Referring to her career arc, Ms. Kim said, “This is my second gig, and as I age I don’t want to do ‘me, myself and I’ anymore.
“Instead, I want to promote ‘Made in France’ as part of a team, in a way that makes sense, in a space where people can actually meet the artisans and get to know them.”
By chance and word of mouth, she connected with makers including Léa Costet, a jeweler from the Sprague collective in Paris; Marie Veyron, whose brand, Nilau, specializes in accessories made from ostrich leather, from birds raised on her family’s farm in the Auvergne region of central France; and Jinjin Sun, the porcelain ceramist behind Atelier Murmur in the Paris suburb of Montreuil.
Friends introduced Ms. Kim to Nami Okubo of Bordeaux, the founder of the leather accessories brand Chérietta.O, whose creations use only folding techniques and rivets. And when Ms. Kim came across Sophie Ochera, a knitwear designer in Normandy whose work reimagines the traditional Fair Isle pattern, the two women realized that they had met 20 years earlier at Nitya, an Indian fashion brand in Paris.
Earlier this fall, all the products displayed in the shop had been made by women, but that was a coincidence, Ms. Kim said, adding that she plans to bring two or three new brands into the mix every month or two.
What all members do have in common: Rendez-Vous des Designers is, for now, their sole point of sale in France. And, Ms. Kim said, the made-to-order sweaters by Ms. Ochera, which start at €430 and take three weeks to produce, are the store’s best sellers.
“Though we all come from different horizons, our choice to produce in France makes us a community,” she said, likening her current role within the group to that of a benevolent dictator or perhaps a den mother. “The challenges we face are different from those who produce elsewhere.”

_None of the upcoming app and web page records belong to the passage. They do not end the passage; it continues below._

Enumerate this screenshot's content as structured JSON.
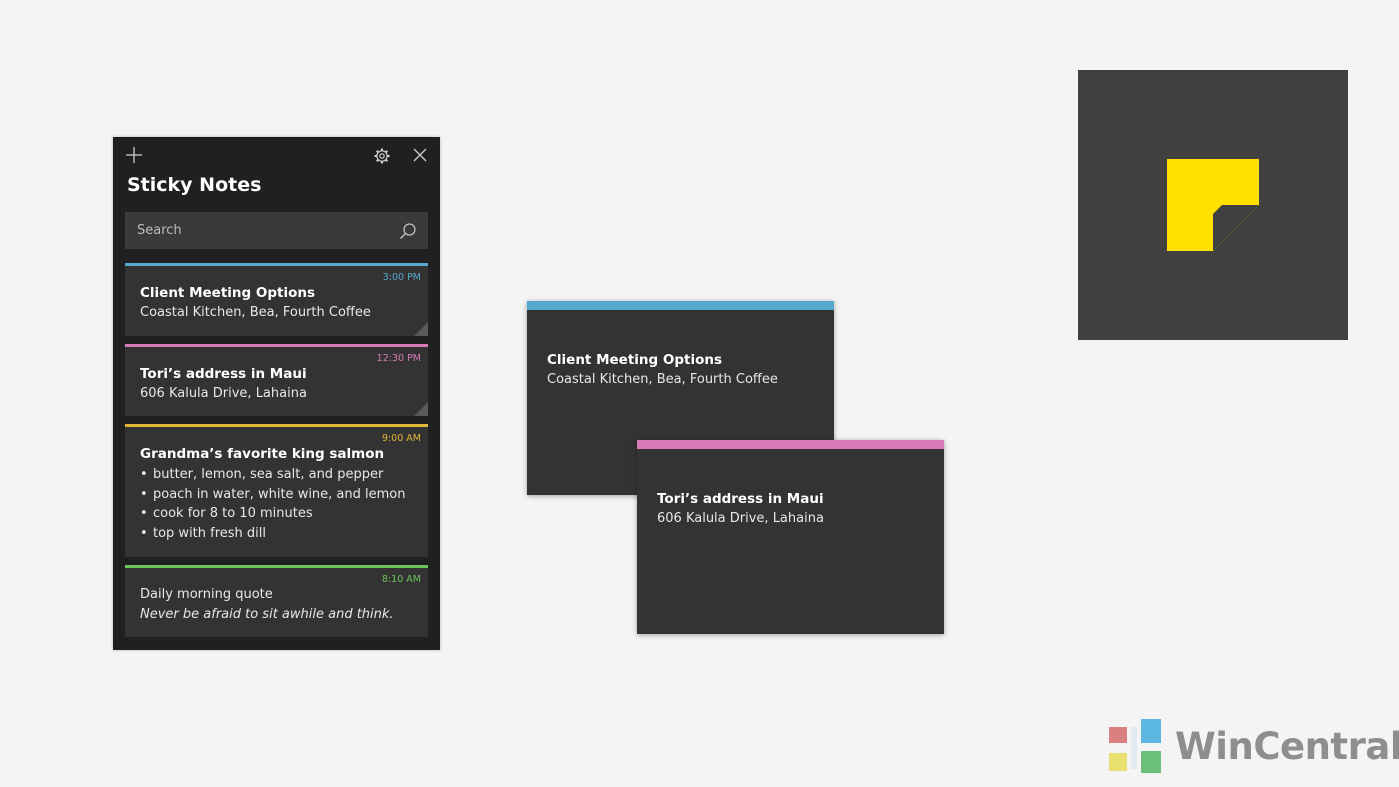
{
  "app": {
    "title": "Sticky Notes",
    "search": {
      "placeholder": "Search"
    },
    "toolbar": {
      "add_icon": "plus-icon",
      "settings_icon": "gear-icon",
      "close_icon": "close-icon"
    }
  },
  "notes": [
    {
      "time": "3:00 PM",
      "title": "Client Meeting Options",
      "body": "Coastal Kitchen, Bea, Fourth Coffee",
      "color": "#55a9ce"
    },
    {
      "time": "12:30 PM",
      "title": "Tori’s address in Maui",
      "body": "606 Kalula Drive, Lahaina",
      "color": "#d97ab8"
    },
    {
      "time": "9:00 AM",
      "title": "Grandma’s favorite king salmon",
      "items": [
        "butter, lemon, sea salt, and pepper",
        "poach in water, white wine, and lemon",
        "cook for 8 to 10 minutes",
        "top with fresh dill"
      ],
      "color": "#e0b737"
    },
    {
      "time": "8:10 AM",
      "title": "Daily morning quote",
      "body": "Never be afraid to sit awhile and think.",
      "color": "#6cc55a"
    }
  ],
  "bullet_char": "•",
  "floating_notes": [
    {
      "title": "Client Meeting Options",
      "body": "Coastal Kitchen, Bea, Fourth Coffee",
      "color": "#55a9ce"
    },
    {
      "title": "Tori’s address in Maui",
      "body": "606 Kalula Drive, Lahaina",
      "color": "#d97ab8"
    }
  ],
  "app_tile": {
    "background": "#404040",
    "icon": "sticky-note-icon",
    "icon_color": "#ffe000"
  },
  "watermark": {
    "text": "WinCentral"
  }
}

As for her role in the shop, “I like the luxury of chatting and telling people why I love things, and making friends along the way,” said Ms. Kim, who speaks French, English, Italian and Korean. She said the neighbors had taken to dropping by for coffee, and that visitors who stop by the shop had been staying in touch once they were back home. And though Ms. Kim can’t recall the last time she took a vacation, she said she didn’t mind because now the world finds its way to her.
“Every morning I wake up excited about who I’m going to meet,” she said.